192.AMS, Carton 3, dossier 9, letter dated June 7, 1844, from Brongniart to Brond, Sèvres.

193.[faïence violette de Louis Poterat] inventory, MNC 3130.

[194].”All these forms and groups, which five or six years ago were regarded with such distaste that one had to pass by the shelves supporting them in haste to avoid the criticisms that they habitually evoked, now began to be admired and sought after” (Brongniart and Riocreux, Description méthodique du musée céramique [1845], preface).

195.[Spécimen historique d’application des divers métaux à la décoration des porcelaines] inventory, MNC 961.3.

196.[Suite d’échantillons historiques de forme et décoration] inventory, MNC 1787.
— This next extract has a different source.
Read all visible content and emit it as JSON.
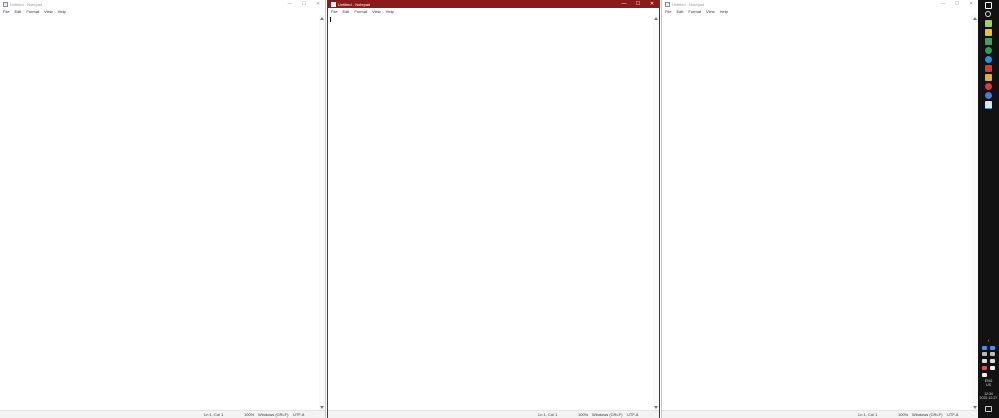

197.Brongniart continues, “If only thirty-eight years ago I had possessed the experience of age, which teaches that whatever is rare is deemed valuable” [Ah que n’avais je, il y a 38 ans, l’expérience des vieux qui apprennent qu’on ne fait grand cas que de ce qui est rare] (AMS, Carton 1, liasse 2, dossier 36, letter dated December 30, 1838, from Brongniart to Espine, Sèvres).

198.[le bol a peu de valeur mais ce qui est curieux c’est au fond d’y voir peint le château de Vincennes et probablement le côte où se trouvait la manufacture] Ibid., dossier 72, letter dated August 16, 1846, from Beurdeley to Brongniart, Paris.
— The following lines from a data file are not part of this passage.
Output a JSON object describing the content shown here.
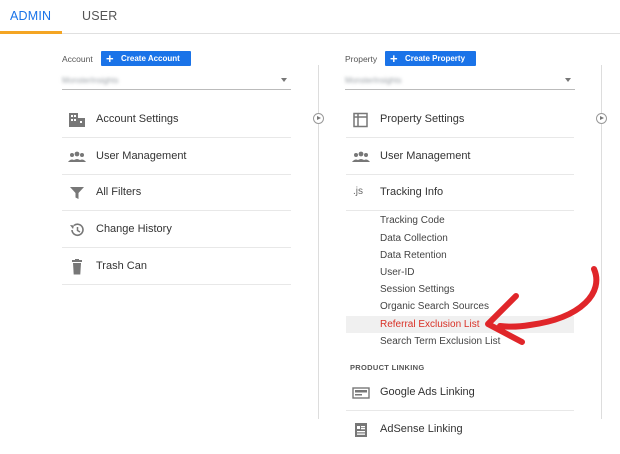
{
  "tabs": {
    "admin": "ADMIN",
    "user": "USER"
  },
  "account": {
    "label": "Account",
    "create_label": "Create Account",
    "selected": "MonsterInsights",
    "menu": [
      {
        "label": "Account Settings",
        "icon": "building-icon"
      },
      {
        "label": "User Management",
        "icon": "people-icon"
      },
      {
        "label": "All Filters",
        "icon": "filter-icon"
      },
      {
        "label": "Change History",
        "icon": "history-icon"
      },
      {
        "label": "Trash Can",
        "icon": "trash-icon"
      }
    ]
  },
  "property": {
    "label": "Property",
    "create_label": "Create Property",
    "selected": "MonsterInsights",
    "menu": [
      {
        "label": "Property Settings",
        "icon": "property-icon"
      },
      {
        "label": "User Management",
        "icon": "people-icon"
      },
      {
        "label": "Tracking Info",
        "icon": "js-icon",
        "icon_text": ".js"
      }
    ],
    "tracking_sub": [
      "Tracking Code",
      "Data Collection",
      "Data Retention",
      "User-ID",
      "Session Settings",
      "Organic Search Sources",
      "Referral Exclusion List",
      "Search Term Exclusion List"
    ],
    "active_sub": "Referral Exclusion List",
    "product_linking_header": "PRODUCT LINKING",
    "linking": [
      {
        "label": "Google Ads Linking",
        "icon": "ads-icon"
      },
      {
        "label": "AdSense Linking",
        "icon": "adsense-icon"
      }
    ]
  },
  "colors": {
    "primary": "#1a73e8",
    "tab_indicator": "#f4a523",
    "active_link": "#d93025",
    "annotation_arrow": "#e0262a"
  }
}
199.AMNS, Register Vc 8, letter dated June 15, 1830, from Brongniart to the vicomte de La Rochefoucauld, Sèvres.

200.AMNS, Carton M 10, dossier 1, letter dated August 12, 1836, from Brongniart to Baron Fain, Munich.
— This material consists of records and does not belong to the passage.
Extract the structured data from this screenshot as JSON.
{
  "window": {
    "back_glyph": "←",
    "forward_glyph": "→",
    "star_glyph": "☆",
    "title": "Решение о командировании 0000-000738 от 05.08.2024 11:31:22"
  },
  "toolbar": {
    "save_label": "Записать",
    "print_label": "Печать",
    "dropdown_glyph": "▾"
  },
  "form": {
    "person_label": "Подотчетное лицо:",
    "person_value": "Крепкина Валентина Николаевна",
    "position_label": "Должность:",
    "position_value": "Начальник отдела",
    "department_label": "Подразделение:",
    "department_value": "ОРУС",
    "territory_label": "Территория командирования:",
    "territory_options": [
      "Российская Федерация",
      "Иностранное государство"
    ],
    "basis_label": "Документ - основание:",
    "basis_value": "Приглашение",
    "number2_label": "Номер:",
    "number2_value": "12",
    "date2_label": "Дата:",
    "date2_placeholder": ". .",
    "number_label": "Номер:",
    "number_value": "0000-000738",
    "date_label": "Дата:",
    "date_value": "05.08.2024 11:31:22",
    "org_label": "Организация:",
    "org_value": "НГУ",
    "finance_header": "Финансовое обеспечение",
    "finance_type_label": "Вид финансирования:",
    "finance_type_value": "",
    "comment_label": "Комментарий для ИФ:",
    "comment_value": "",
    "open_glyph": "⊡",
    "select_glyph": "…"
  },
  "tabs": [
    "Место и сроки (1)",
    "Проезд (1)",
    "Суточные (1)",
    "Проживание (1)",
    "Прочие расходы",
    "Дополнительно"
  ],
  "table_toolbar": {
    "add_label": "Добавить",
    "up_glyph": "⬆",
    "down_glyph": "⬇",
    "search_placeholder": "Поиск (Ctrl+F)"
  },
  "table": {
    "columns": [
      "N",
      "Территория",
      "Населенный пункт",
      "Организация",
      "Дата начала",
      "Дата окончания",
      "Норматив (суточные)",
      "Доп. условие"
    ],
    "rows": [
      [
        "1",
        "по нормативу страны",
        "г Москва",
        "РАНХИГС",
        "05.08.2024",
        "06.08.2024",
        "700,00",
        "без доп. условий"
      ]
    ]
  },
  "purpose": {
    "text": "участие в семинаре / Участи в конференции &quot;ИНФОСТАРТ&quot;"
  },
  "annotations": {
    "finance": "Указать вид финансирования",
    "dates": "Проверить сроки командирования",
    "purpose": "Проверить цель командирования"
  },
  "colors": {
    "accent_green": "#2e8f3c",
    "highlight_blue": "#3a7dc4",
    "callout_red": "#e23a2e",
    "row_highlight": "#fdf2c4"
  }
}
209.AMS, Carton 1, liasse 2, dossier 30, Dresden exchange.

210.[Je ne sais comment on aura fait l’évaluation de choses la plupart frustres et défectueuses] AMS, Carton 1, liasse 2, dossier 34, letter dated December 30, 1836, from Brongniart to Montalivet, Sèvres.


212.AMS, Carton 1, liasse 2, dossier 30, letter dated June 27, 1837 from Brongniart to Klemm, Sèvres.

213.AMS, Carton 1, liasse 2, dossier 34, Dresden exchange.

214.[Ce travail dont je suis occupé depuis plus de huit mois] AMNS, Register Vc8, letter dated June 15, 1830, from Brongniart to La Rochefoucauld, Sèvres.

215.Passeri, Histoire de la peinture sur majolique (1775), reprinted in Italian in 1838 (Istoria delle pitture in majolica).

216.Klemm, Die königliche sachsische porzellan-und gefasse-sammlung (Dresden, 1834).

217.De Witte, Description des antiquités … Durand (Paris, 1836).